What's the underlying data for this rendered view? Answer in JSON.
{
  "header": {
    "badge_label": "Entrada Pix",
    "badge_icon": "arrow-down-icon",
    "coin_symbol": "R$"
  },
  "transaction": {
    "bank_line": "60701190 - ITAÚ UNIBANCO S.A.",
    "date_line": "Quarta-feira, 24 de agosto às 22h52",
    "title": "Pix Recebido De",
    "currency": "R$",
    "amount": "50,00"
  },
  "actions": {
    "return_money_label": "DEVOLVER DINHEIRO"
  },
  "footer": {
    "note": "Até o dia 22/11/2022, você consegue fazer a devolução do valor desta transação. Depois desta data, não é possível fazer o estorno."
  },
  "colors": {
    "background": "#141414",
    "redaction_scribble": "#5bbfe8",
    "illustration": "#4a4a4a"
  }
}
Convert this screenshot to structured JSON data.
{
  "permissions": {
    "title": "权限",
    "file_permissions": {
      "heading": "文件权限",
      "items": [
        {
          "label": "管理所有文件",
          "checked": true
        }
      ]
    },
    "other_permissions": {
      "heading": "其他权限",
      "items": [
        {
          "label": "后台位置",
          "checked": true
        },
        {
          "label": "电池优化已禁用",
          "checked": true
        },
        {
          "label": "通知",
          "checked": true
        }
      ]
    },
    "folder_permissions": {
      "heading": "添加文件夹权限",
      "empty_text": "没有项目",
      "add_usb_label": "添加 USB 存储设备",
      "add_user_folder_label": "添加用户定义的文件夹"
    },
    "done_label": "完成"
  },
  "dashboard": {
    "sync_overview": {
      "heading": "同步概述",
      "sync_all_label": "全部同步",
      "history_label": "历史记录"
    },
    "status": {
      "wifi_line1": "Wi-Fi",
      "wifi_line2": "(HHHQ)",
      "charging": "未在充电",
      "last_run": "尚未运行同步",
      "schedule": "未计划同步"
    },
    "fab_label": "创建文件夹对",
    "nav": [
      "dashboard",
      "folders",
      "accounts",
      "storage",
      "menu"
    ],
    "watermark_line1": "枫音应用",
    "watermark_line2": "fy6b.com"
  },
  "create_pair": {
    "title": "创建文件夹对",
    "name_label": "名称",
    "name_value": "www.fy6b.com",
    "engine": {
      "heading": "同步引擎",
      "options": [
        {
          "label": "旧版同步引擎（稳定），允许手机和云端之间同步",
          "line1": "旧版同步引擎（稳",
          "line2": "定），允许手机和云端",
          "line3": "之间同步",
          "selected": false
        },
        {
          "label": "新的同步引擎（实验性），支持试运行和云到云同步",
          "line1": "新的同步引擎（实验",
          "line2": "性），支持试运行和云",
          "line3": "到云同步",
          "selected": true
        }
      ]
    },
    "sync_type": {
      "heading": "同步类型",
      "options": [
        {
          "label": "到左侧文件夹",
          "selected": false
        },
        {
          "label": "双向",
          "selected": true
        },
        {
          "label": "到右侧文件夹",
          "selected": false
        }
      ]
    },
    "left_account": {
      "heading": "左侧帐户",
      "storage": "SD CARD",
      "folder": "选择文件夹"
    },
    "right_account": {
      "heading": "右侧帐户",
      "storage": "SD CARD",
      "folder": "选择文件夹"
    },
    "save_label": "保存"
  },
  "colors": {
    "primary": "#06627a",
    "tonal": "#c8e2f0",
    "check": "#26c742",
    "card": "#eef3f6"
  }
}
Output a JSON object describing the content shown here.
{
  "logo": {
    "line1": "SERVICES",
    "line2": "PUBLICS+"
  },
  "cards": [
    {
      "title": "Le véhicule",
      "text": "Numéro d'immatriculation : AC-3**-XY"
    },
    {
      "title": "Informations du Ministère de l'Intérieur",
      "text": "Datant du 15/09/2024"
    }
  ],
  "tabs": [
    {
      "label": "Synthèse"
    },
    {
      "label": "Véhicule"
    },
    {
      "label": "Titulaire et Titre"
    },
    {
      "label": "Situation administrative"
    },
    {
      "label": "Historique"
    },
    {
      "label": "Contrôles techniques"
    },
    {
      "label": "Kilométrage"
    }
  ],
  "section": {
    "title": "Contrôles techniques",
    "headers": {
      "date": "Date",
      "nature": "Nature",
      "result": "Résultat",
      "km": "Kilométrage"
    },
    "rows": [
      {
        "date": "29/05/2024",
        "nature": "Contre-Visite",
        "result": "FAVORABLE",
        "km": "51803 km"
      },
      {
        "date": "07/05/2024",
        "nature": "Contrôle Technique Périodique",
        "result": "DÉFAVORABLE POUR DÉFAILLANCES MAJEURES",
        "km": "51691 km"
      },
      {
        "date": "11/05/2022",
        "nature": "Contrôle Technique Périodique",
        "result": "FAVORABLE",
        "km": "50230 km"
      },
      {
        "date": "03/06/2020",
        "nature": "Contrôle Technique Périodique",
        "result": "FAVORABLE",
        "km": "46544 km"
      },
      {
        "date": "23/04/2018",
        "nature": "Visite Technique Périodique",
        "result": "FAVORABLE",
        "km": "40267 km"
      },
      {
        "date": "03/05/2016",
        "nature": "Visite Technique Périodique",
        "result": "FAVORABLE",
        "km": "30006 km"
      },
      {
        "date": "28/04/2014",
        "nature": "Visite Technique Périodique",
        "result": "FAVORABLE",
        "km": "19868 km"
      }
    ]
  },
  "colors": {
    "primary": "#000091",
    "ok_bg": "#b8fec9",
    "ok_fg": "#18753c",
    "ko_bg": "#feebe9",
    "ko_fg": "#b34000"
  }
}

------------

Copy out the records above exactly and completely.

What's the underlying data for this rendered view? Answer in JSON.
{
  "header": {
    "badge_label": "Entrada Pix",
    "badge_icon": "arrow-down-icon",
    "coin_symbol": "R$"
  },
  "transaction": {
    "bank_line": "60701190 - ITAÚ UNIBANCO S.A.",
    "date_line": "Quarta-feira, 24 de agosto às 22h52",
    "title": "Pix Recebido De",
    "currency": "R$",
    "amount": "50,00"
  },
  "actions": {
    "return_money_label": "DEVOLVER DINHEIRO"
  },
  "footer": {
    "note": "Até o dia 22/11/2022, você consegue fazer a devolução do valor desta transação. Depois desta data, não é possível fazer o estorno."
  },
  "colors": {
    "background": "#141414",
    "redaction_scribble": "#5bbfe8",
    "illustration": "#4a4a4a"
  }
}
Convert this screenshot to structured JSON data.
{
  "permissions": {
    "title": "权限",
    "file_permissions": {
      "heading": "文件权限",
      "items": [
        {
          "label": "管理所有文件",
          "checked": true
        }
      ]
    },
    "other_permissions": {
      "heading": "其他权限",
      "items": [
        {
          "label": "后台位置",
          "checked": true
        },
        {
          "label": "电池优化已禁用",
          "checked": true
        },
        {
          "label": "通知",
          "checked": true
        }
      ]
    },
    "folder_permissions": {
      "heading": "添加文件夹权限",
      "empty_text": "没有项目",
      "add_usb_label": "添加 USB 存储设备",
      "add_user_folder_label": "添加用户定义的文件夹"
    },
    "done_label": "完成"
  },
  "dashboard": {
    "sync_overview": {
      "heading": "同步概述",
      "sync_all_label": "全部同步",
      "history_label": "历史记录"
    },
    "status": {
      "wifi_line1": "Wi-Fi",
      "wifi_line2": "(HHHQ)",
      "charging": "未在充电",
      "last_run": "尚未运行同步",
      "schedule": "未计划同步"
    },
    "fab_label": "创建文件夹对",
    "nav": [
      "dashboard",
      "folders",
      "accounts",
      "storage",
      "menu"
    ],
    "watermark_line1": "枫音应用",
    "watermark_line2": "fy6b.com"
  },
  "create_pair": {
    "title": "创建文件夹对",
    "name_label": "名称",
    "name_value": "www.fy6b.com",
    "engine": {
      "heading": "同步引擎",
      "options": [
        {
          "label": "旧版同步引擎（稳定），允许手机和云端之间同步",
          "line1": "旧版同步引擎（稳",
          "line2": "定），允许手机和云端",
          "line3": "之间同步",
          "selected": false
        },
        {
          "label": "新的同步引擎（实验性），支持试运行和云到云同步",
          "line1": "新的同步引擎（实验",
          "line2": "性），支持试运行和云",
          "line3": "到云同步",
          "selected": true
        }
      ]
    },
    "sync_type": {
      "heading": "同步类型",
      "options": [
        {
          "label": "到左侧文件夹",
          "selected": false
        },
        {
          "label": "双向",
          "selected": true
        },
        {
          "label": "到右侧文件夹",
          "selected": false
        }
      ]
    },
    "left_account": {
      "heading": "左侧帐户",
      "storage": "SD CARD",
      "folder": "选择文件夹"
    },
    "right_account": {
      "heading": "右侧帐户",
      "storage": "SD CARD",
      "folder": "选择文件夹"
    },
    "save_label": "保存"
  },
  "colors": {
    "primary": "#06627a",
    "tonal": "#c8e2f0",
    "check": "#26c742",
    "card": "#eef3f6"
  }
}
Output a JSON object describing the content shown here.
{
  "logo": {
    "line1": "SERVICES",
    "line2": "PUBLICS+"
  },
  "cards": [
    {
      "title": "Le véhicule",
      "text": "Numéro d'immatriculation : AC-3**-XY"
    },
    {
      "title": "Informations du Ministère de l'Intérieur",
      "text": "Datant du 15/09/2024"
    }
  ],
  "tabs": [
    {
      "label": "Synthèse"
    },
    {
      "label": "Véhicule"
    },
    {
      "label": "Titulaire et Titre"
    },
    {
      "label": "Situation administrative"
    },
    {
      "label": "Historique"
    },
    {
      "label": "Contrôles techniques"
    },
    {
      "label": "Kilométrage"
    }
  ],
  "section": {
    "title": "Contrôles techniques",
    "headers": {
      "date": "Date",
      "nature": "Nature",
      "result": "Résultat",
      "km": "Kilométrage"
    },
    "rows": [
      {
        "date": "29/05/2024",
        "nature": "Contre-Visite",
        "result": "FAVORABLE",
        "km": "51803 km"
      },
      {
        "date": "07/05/2024",
        "nature": "Contrôle Technique Périodique",
        "result": "DÉFAVORABLE POUR DÉFAILLANCES MAJEURES",
        "km": "51691 km"
      },
      {
        "date": "11/05/2022",
        "nature": "Contrôle Technique Périodique",
        "result": "FAVORABLE",
        "km": "50230 km"
      },
      {
        "date": "03/06/2020",
        "nature": "Contrôle Technique Périodique",
        "result": "FAVORABLE",
        "km": "46544 km"
      },
      {
        "date": "23/04/2018",
        "nature": "Visite Technique Périodique",
        "result": "FAVORABLE",
        "km": "40267 km"
      },
      {
        "date": "03/05/2016",
        "nature": "Visite Technique Périodique",
        "result": "FAVORABLE",
        "km": "30006 km"
      },
      {
        "date": "28/04/2014",
        "nature": "Visite Technique Périodique",
        "result": "FAVORABLE",
        "km": "19868 km"
      }
    ]
  },
  "colors": {
    "primary": "#000091",
    "ok_bg": "#b8fec9",
    "ok_fg": "#18753c",
    "ko_bg": "#feebe9",
    "ko_fg": "#b34000"
  }
}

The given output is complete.